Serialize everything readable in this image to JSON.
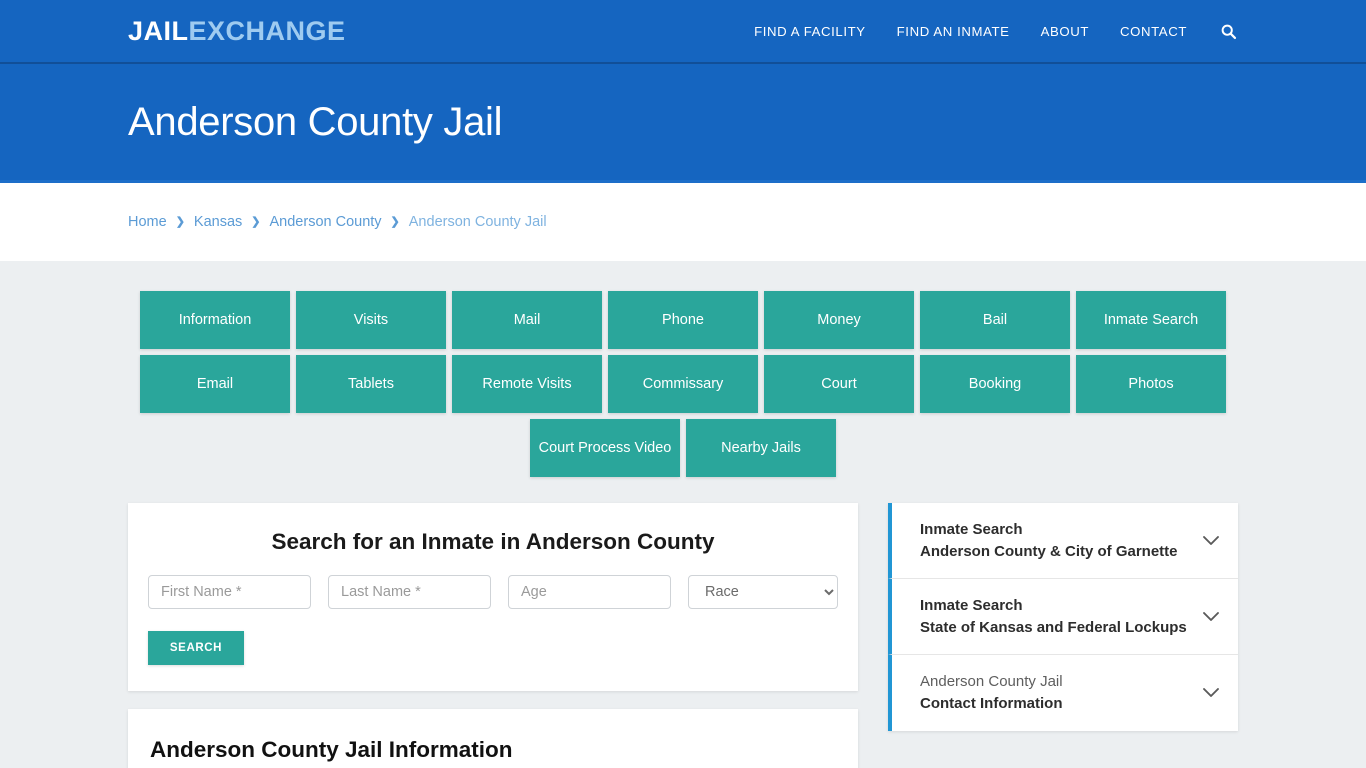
{
  "header": {
    "logo_primary": "JAIL",
    "logo_secondary": "EXCHANGE",
    "nav": [
      {
        "label": "FIND A FACILITY"
      },
      {
        "label": "FIND AN INMATE"
      },
      {
        "label": "ABOUT"
      },
      {
        "label": "CONTACT"
      }
    ],
    "search_icon": "search-icon",
    "brand_blue": "#1565c0"
  },
  "hero": {
    "title": "Anderson County Jail"
  },
  "breadcrumb": {
    "separator": "›",
    "items": [
      {
        "label": "Home"
      },
      {
        "label": "Kansas"
      },
      {
        "label": "Anderson County"
      },
      {
        "label": "Anderson County Jail"
      }
    ]
  },
  "nav_buttons": {
    "accent_teal": "#2aa69b",
    "row1": [
      {
        "label": "Information"
      },
      {
        "label": "Visits"
      },
      {
        "label": "Mail"
      },
      {
        "label": "Phone"
      },
      {
        "label": "Money"
      },
      {
        "label": "Bail"
      },
      {
        "label": "Inmate Search"
      }
    ],
    "row2": [
      {
        "label": "Email"
      },
      {
        "label": "Tablets"
      },
      {
        "label": "Remote Visits"
      },
      {
        "label": "Commissary"
      },
      {
        "label": "Court"
      },
      {
        "label": "Booking"
      },
      {
        "label": "Photos"
      }
    ],
    "row3": [
      {
        "label": "Court Process Video"
      },
      {
        "label": "Nearby Jails"
      }
    ]
  },
  "search_form": {
    "title": "Search for an Inmate in Anderson County",
    "first_name_placeholder": "First Name *",
    "first_name_value": "",
    "last_name_placeholder": "Last Name *",
    "last_name_value": "",
    "age_placeholder": "Age",
    "age_value": "",
    "race_selected": "Race",
    "race_options": [
      "Race"
    ],
    "submit_label": "SEARCH"
  },
  "info_section": {
    "heading": "Anderson County Jail Information"
  },
  "sidebar": {
    "accent_blue": "#2196d4",
    "panels": [
      {
        "line1": "Inmate Search",
        "line2": "Anderson County & City of Garnette",
        "line1_bold": true,
        "chevron": "chevron-down-icon"
      },
      {
        "line1": "Inmate Search",
        "line2": "State of Kansas and Federal Lockups",
        "line1_bold": true,
        "chevron": "chevron-down-icon"
      },
      {
        "line1": "Anderson County Jail",
        "line2": "Contact Information",
        "line1_bold": false,
        "chevron": "chevron-down-icon"
      }
    ]
  }
}
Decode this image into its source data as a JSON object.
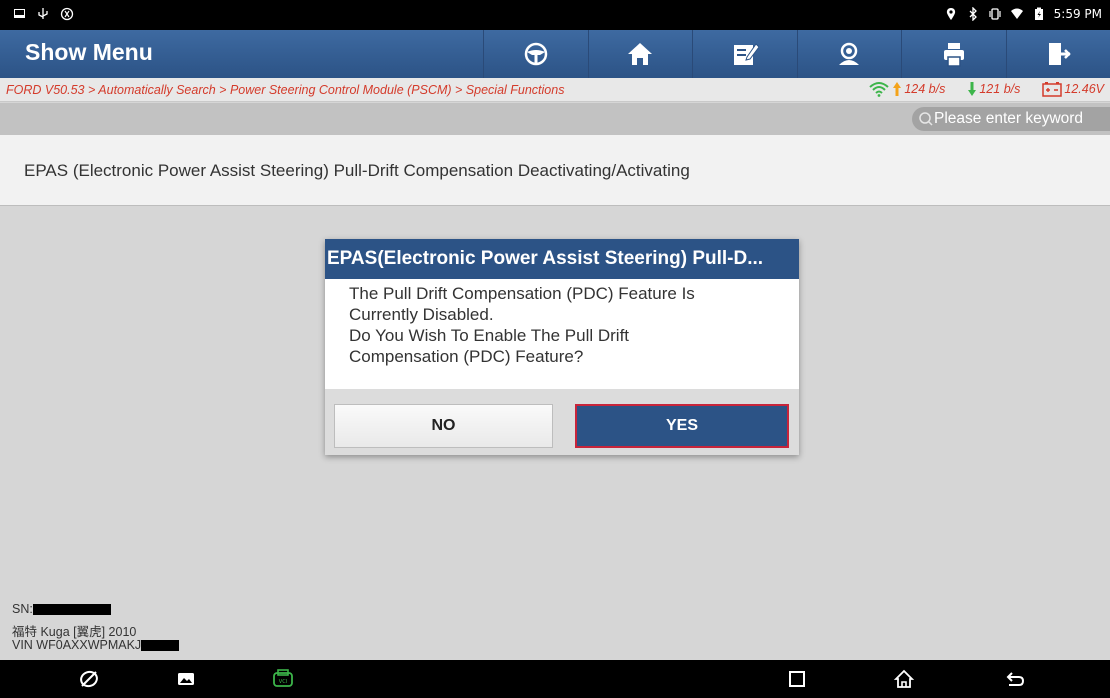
{
  "status_bar": {
    "time": "5:59 PM",
    "left_icons": [
      "gallery-icon",
      "usb-icon",
      "vci-icon"
    ],
    "right_icons": [
      "location-icon",
      "bluetooth-icon",
      "vibrate-icon",
      "wifi-icon",
      "battery-icon"
    ]
  },
  "header": {
    "title": "Show Menu",
    "tools": [
      "steering-wheel-icon",
      "home-icon",
      "edit-report-icon",
      "support-icon",
      "print-icon",
      "exit-icon"
    ]
  },
  "breadcrumb": {
    "path": "FORD V50.53 > Automatically Search > Power Steering Control Module (PSCM) > Special Functions",
    "upload_speed": "124 b/s",
    "download_speed": "121 b/s",
    "battery_voltage": "12.46V"
  },
  "search": {
    "placeholder": "Please enter keyword"
  },
  "list": {
    "items": [
      {
        "label": "EPAS (Electronic Power Assist Steering) Pull-Drift Compensation Deactivating/Activating"
      }
    ]
  },
  "dialog": {
    "title": "EPAS(Electronic Power Assist Steering) Pull-D...",
    "message_lines": [
      "The Pull Drift Compensation (PDC) Feature Is",
      "Currently Disabled.",
      "Do You Wish To Enable The Pull Drift",
      "Compensation (PDC) Feature?"
    ],
    "no_label": "NO",
    "yes_label": "YES"
  },
  "footer": {
    "sn_label": "SN:",
    "vehicle": "福特 Kuga [翼虎] 2010",
    "vin_prefix": "VIN WF0AXXWPMAKJ"
  },
  "colors": {
    "header_blue": "#2c5386",
    "breadcrumb_red": "#d43b2b",
    "yes_border": "#c8243a"
  }
}
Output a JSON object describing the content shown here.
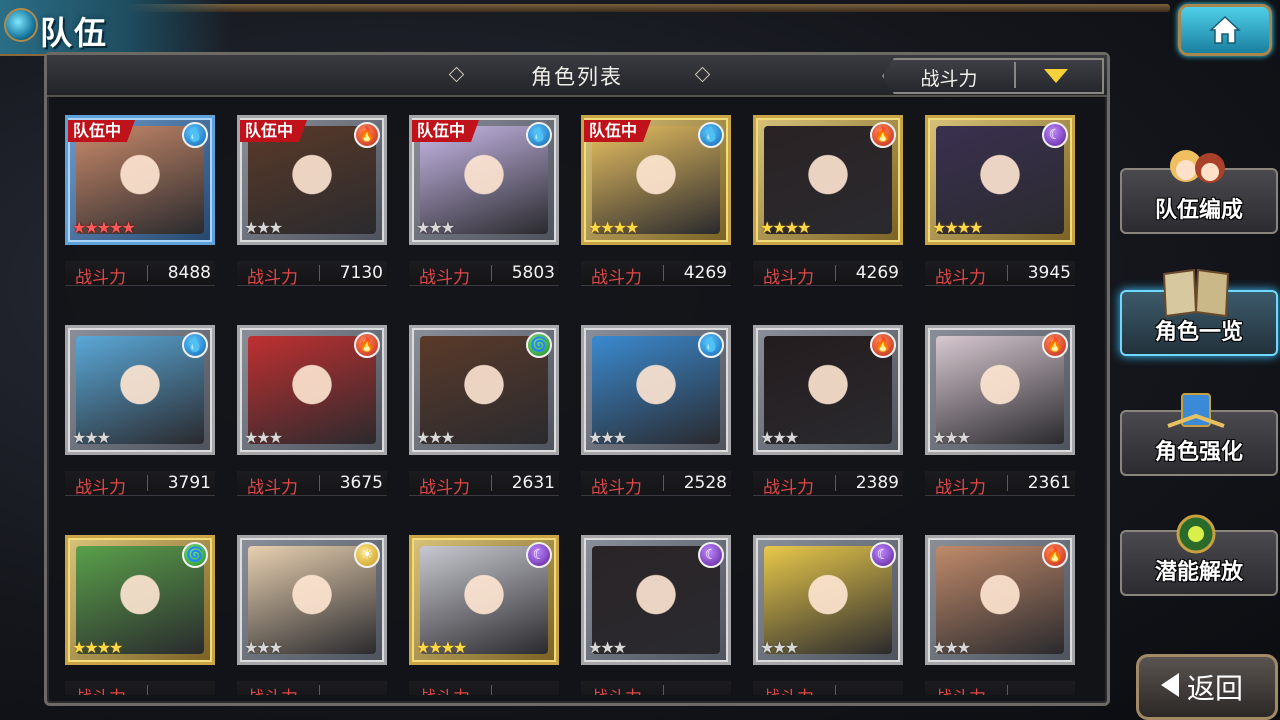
{
  "window": {
    "title": "队伍"
  },
  "panel": {
    "title": "角色列表"
  },
  "sort": {
    "selected": "战斗力"
  },
  "power_label": "战斗力",
  "cards": [
    {
      "tag": "队伍中",
      "element": "water",
      "frame": "blue",
      "stars": 5,
      "star_style": "red",
      "power": "8488",
      "hair": "#c98a6a"
    },
    {
      "tag": "队伍中",
      "element": "fire",
      "frame": "silver",
      "stars": 3,
      "star_style": "off",
      "power": "7130",
      "hair": "#5a3a28"
    },
    {
      "tag": "队伍中",
      "element": "water",
      "frame": "silver",
      "stars": 3,
      "star_style": "off",
      "power": "5803",
      "hair": "#c8b8e8"
    },
    {
      "tag": "队伍中",
      "element": "water",
      "frame": "gold",
      "stars": 4,
      "star_style": "on",
      "power": "4269",
      "hair": "#e8c060"
    },
    {
      "tag": "",
      "element": "fire",
      "frame": "gold",
      "stars": 4,
      "star_style": "on",
      "power": "4269",
      "hair": "#2a2224"
    },
    {
      "tag": "",
      "element": "dark",
      "frame": "gold",
      "stars": 4,
      "star_style": "on",
      "power": "3945",
      "hair": "#3a3050"
    },
    {
      "tag": "",
      "element": "water",
      "frame": "silver",
      "stars": 3,
      "star_style": "off",
      "power": "3791",
      "hair": "#5aa8d8"
    },
    {
      "tag": "",
      "element": "fire",
      "frame": "silver",
      "stars": 3,
      "star_style": "off",
      "power": "3675",
      "hair": "#c03030"
    },
    {
      "tag": "",
      "element": "wind",
      "frame": "silver",
      "stars": 3,
      "star_style": "off",
      "power": "2631",
      "hair": "#5a3a2a"
    },
    {
      "tag": "",
      "element": "water",
      "frame": "silver",
      "stars": 3,
      "star_style": "off",
      "power": "2528",
      "hair": "#3a8ad0"
    },
    {
      "tag": "",
      "element": "fire",
      "frame": "silver",
      "stars": 3,
      "star_style": "off",
      "power": "2389",
      "hair": "#241c1e"
    },
    {
      "tag": "",
      "element": "fire",
      "frame": "silver",
      "stars": 3,
      "star_style": "off",
      "power": "2361",
      "hair": "#d8c8d0"
    },
    {
      "tag": "",
      "element": "wind",
      "frame": "gold",
      "stars": 4,
      "star_style": "on",
      "power": "",
      "hair": "#5aa04a"
    },
    {
      "tag": "",
      "element": "light",
      "frame": "silver",
      "stars": 3,
      "star_style": "off",
      "power": "",
      "hair": "#e8d0b0"
    },
    {
      "tag": "",
      "element": "dark",
      "frame": "gold",
      "stars": 4,
      "star_style": "on",
      "power": "",
      "hair": "#c8c8d0"
    },
    {
      "tag": "",
      "element": "dark",
      "frame": "silver",
      "stars": 3,
      "star_style": "off",
      "power": "",
      "hair": "#2a2428"
    },
    {
      "tag": "",
      "element": "dark",
      "frame": "silver",
      "stars": 3,
      "star_style": "off",
      "power": "",
      "hair": "#e8c84a"
    },
    {
      "tag": "",
      "element": "fire",
      "frame": "silver",
      "stars": 3,
      "star_style": "off",
      "power": "",
      "hair": "#c08a6a"
    }
  ],
  "side_menu": {
    "team_edit": "队伍编成",
    "character_list": "角色一览",
    "character_enhance": "角色强化",
    "potential_unlock": "潜能解放"
  },
  "back": {
    "label": "返回"
  },
  "colors": {
    "accent": "#3ec4ff",
    "power_label": "#e04848",
    "team_tag": "#c0121a"
  }
}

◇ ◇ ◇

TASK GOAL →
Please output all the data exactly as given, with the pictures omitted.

REPLY TO THE EXERCISE →
Serialize everything readable in this image to JSON.
{
  "header": {
    "logo_primary": "JAIL",
    "logo_secondary": "EXCHANGE",
    "nav": [
      {
        "label": "FIND A FACILITY"
      },
      {
        "label": "FIND AN INMATE"
      },
      {
        "label": "ABOUT"
      },
      {
        "label": "CONTACT"
      }
    ],
    "search_icon": "search-icon",
    "brand_blue": "#1565c0"
  },
  "hero": {
    "title": "Anderson County Jail"
  },
  "breadcrumb": {
    "separator": "›",
    "items": [
      {
        "label": "Home"
      },
      {
        "label": "Kansas"
      },
      {
        "label": "Anderson County"
      },
      {
        "label": "Anderson County Jail"
      }
    ]
  },
  "nav_buttons": {
    "accent_teal": "#2aa69b",
    "row1": [
      {
        "label": "Information"
      },
      {
        "label": "Visits"
      },
      {
        "label": "Mail"
      },
      {
        "label": "Phone"
      },
      {
        "label": "Money"
      },
      {
        "label": "Bail"
      },
      {
        "label": "Inmate Search"
      }
    ],
    "row2": [
      {
        "label": "Email"
      },
      {
        "label": "Tablets"
      },
      {
        "label": "Remote Visits"
      },
      {
        "label": "Commissary"
      },
      {
        "label": "Court"
      },
      {
        "label": "Booking"
      },
      {
        "label": "Photos"
      }
    ],
    "row3": [
      {
        "label": "Court Process Video"
      },
      {
        "label": "Nearby Jails"
      }
    ]
  },
  "search_form": {
    "title": "Search for an Inmate in Anderson County",
    "first_name_placeholder": "First Name *",
    "first_name_value": "",
    "last_name_placeholder": "Last Name *",
    "last_name_value": "",
    "age_placeholder": "Age",
    "age_value": "",
    "race_selected": "Race",
    "race_options": [
      "Race"
    ],
    "submit_label": "SEARCH"
  },
  "info_section": {
    "heading": "Anderson County Jail Information"
  },
  "sidebar": {
    "accent_blue": "#2196d4",
    "panels": [
      {
        "line1": "Inmate Search",
        "line2": "Anderson County & City of Garnette",
        "line1_bold": true,
        "chevron": "chevron-down-icon"
      },
      {
        "line1": "Inmate Search",
        "line2": "State of Kansas and Federal Lockups",
        "line1_bold": true,
        "chevron": "chevron-down-icon"
      },
      {
        "line1": "Anderson County Jail",
        "line2": "Contact Information",
        "line1_bold": false,
        "chevron": "chevron-down-icon"
      }
    ]
  }
}
Decode this image into its source data as a JSON object.
{
  "status_bar": {
    "time": "5:59 PM",
    "left_icons": [
      "gallery-icon",
      "usb-icon",
      "vci-icon"
    ],
    "right_icons": [
      "location-icon",
      "bluetooth-icon",
      "vibrate-icon",
      "wifi-icon",
      "battery-icon"
    ]
  },
  "header": {
    "title": "Show Menu",
    "tools": [
      "steering-wheel-icon",
      "home-icon",
      "edit-report-icon",
      "support-icon",
      "print-icon",
      "exit-icon"
    ]
  },
  "breadcrumb": {
    "path": "FORD V50.53 > Automatically Search > Power Steering Control Module (PSCM) > Special Functions",
    "upload_speed": "124 b/s",
    "download_speed": "121 b/s",
    "battery_voltage": "12.46V"
  },
  "search": {
    "placeholder": "Please enter keyword"
  },
  "list": {
    "items": [
      {
        "label": "EPAS (Electronic Power Assist Steering) Pull-Drift Compensation Deactivating/Activating"
      }
    ]
  },
  "dialog": {
    "title": "EPAS(Electronic Power Assist Steering) Pull-D...",
    "message_lines": [
      "The Pull Drift Compensation (PDC) Feature Is",
      "Currently Disabled.",
      "Do You Wish To Enable The Pull Drift",
      "Compensation (PDC) Feature?"
    ],
    "no_label": "NO",
    "yes_label": "YES"
  },
  "footer": {
    "sn_label": "SN:",
    "vehicle": "福特 Kuga [翼虎] 2010",
    "vin_prefix": "VIN WF0AXXWPMAKJ"
  },
  "colors": {
    "header_blue": "#2c5386",
    "breadcrumb_red": "#d43b2b",
    "yes_border": "#c8243a"
  }
}
Output a JSON object describing the content shown here.
{
  "window": {
    "title": "队伍"
  },
  "panel": {
    "title": "角色列表"
  },
  "sort": {
    "selected": "战斗力"
  },
  "power_label": "战斗力",
  "cards": [
    {
      "tag": "队伍中",
      "element": "water",
      "frame": "blue",
      "stars": 5,
      "star_style": "red",
      "power": "8488",
      "hair": "#c98a6a"
    },
    {
      "tag": "队伍中",
      "element": "fire",
      "frame": "silver",
      "stars": 3,
      "star_style": "off",
      "power": "7130",
      "hair": "#5a3a28"
    },
    {
      "tag": "队伍中",
      "element": "water",
      "frame": "silver",
      "stars": 3,
      "star_style": "off",
      "power": "5803",
      "hair": "#c8b8e8"
    },
    {
      "tag": "队伍中",
      "element": "water",
      "frame": "gold",
      "stars": 4,
      "star_style": "on",
      "power": "4269",
      "hair": "#e8c060"
    },
    {
      "tag": "",
      "element": "fire",
      "frame": "gold",
      "stars": 4,
      "star_style": "on",
      "power": "4269",
      "hair": "#2a2224"
    },
    {
      "tag": "",
      "element": "dark",
      "frame": "gold",
      "stars": 4,
      "star_style": "on",
      "power": "3945",
      "hair": "#3a3050"
    },
    {
      "tag": "",
      "element": "water",
      "frame": "silver",
      "stars": 3,
      "star_style": "off",
      "power": "3791",
      "hair": "#5aa8d8"
    },
    {
      "tag": "",
      "element": "fire",
      "frame": "silver",
      "stars": 3,
      "star_style": "off",
      "power": "3675",
      "hair": "#c03030"
    },
    {
      "tag": "",
      "element": "wind",
      "frame": "silver",
      "stars": 3,
      "star_style": "off",
      "power": "2631",
      "hair": "#5a3a2a"
    },
    {
      "tag": "",
      "element": "water",
      "frame": "silver",
      "stars": 3,
      "star_style": "off",
      "power": "2528",
      "hair": "#3a8ad0"
    },
    {
      "tag": "",
      "element": "fire",
      "frame": "silver",
      "stars": 3,
      "star_style": "off",
      "power": "2389",
      "hair": "#241c1e"
    },
    {
      "tag": "",
      "element": "fire",
      "frame": "silver",
      "stars": 3,
      "star_style": "off",
      "power": "2361",
      "hair": "#d8c8d0"
    },
    {
      "tag": "",
      "element": "wind",
      "frame": "gold",
      "stars": 4,
      "star_style": "on",
      "power": "",
      "hair": "#5aa04a"
    },
    {
      "tag": "",
      "element": "light",
      "frame": "silver",
      "stars": 3,
      "star_style": "off",
      "power": "",
      "hair": "#e8d0b0"
    },
    {
      "tag": "",
      "element": "dark",
      "frame": "gold",
      "stars": 4,
      "star_style": "on",
      "power": "",
      "hair": "#c8c8d0"
    },
    {
      "tag": "",
      "element": "dark",
      "frame": "silver",
      "stars": 3,
      "star_style": "off",
      "power": "",
      "hair": "#2a2428"
    },
    {
      "tag": "",
      "element": "dark",
      "frame": "silver",
      "stars": 3,
      "star_style": "off",
      "power": "",
      "hair": "#e8c84a"
    },
    {
      "tag": "",
      "element": "fire",
      "frame": "silver",
      "stars": 3,
      "star_style": "off",
      "power": "",
      "hair": "#c08a6a"
    }
  ],
  "side_menu": {
    "team_edit": "队伍编成",
    "character_list": "角色一览",
    "character_enhance": "角色强化",
    "potential_unlock": "潜能解放"
  },
  "back": {
    "label": "返回"
  },
  "colors": {
    "accent": "#3ec4ff",
    "power_label": "#e04848",
    "team_tag": "#c0121a"
  }
}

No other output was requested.